## What you need to do
Please give the count of lines below with the string "Settings" in them, and no other words.

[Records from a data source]
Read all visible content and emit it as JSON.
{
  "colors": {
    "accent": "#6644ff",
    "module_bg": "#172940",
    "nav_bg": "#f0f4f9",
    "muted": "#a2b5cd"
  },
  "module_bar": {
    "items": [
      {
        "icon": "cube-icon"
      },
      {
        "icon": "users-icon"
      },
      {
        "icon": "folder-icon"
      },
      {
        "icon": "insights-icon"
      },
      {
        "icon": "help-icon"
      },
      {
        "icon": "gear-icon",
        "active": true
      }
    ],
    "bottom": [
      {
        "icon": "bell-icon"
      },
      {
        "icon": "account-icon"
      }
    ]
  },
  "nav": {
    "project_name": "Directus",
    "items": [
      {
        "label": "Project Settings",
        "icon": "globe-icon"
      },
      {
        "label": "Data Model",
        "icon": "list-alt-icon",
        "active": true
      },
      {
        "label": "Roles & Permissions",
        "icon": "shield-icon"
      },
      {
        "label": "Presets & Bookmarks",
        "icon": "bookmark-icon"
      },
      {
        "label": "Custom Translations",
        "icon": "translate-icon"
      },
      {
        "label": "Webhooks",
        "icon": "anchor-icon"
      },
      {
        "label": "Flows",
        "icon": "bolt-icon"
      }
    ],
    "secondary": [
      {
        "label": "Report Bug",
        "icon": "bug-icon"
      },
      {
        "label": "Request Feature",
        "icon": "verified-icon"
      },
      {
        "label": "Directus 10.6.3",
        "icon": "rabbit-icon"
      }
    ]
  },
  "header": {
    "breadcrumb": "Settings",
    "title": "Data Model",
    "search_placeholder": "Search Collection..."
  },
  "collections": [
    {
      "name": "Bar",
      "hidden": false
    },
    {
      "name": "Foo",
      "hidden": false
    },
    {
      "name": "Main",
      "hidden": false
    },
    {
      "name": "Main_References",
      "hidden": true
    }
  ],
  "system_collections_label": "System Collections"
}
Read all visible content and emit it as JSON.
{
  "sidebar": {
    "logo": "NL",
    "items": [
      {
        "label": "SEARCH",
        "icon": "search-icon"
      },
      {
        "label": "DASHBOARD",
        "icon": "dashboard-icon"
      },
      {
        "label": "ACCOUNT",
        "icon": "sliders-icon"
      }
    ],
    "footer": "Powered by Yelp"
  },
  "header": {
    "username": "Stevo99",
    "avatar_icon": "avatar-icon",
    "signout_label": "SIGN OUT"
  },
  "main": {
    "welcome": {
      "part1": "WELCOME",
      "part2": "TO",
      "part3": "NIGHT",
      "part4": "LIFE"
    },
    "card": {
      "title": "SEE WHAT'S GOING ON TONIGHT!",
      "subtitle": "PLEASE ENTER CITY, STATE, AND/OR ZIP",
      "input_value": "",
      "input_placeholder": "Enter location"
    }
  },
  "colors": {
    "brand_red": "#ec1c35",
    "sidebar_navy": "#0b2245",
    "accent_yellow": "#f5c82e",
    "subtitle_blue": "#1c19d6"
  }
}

## Answer space
2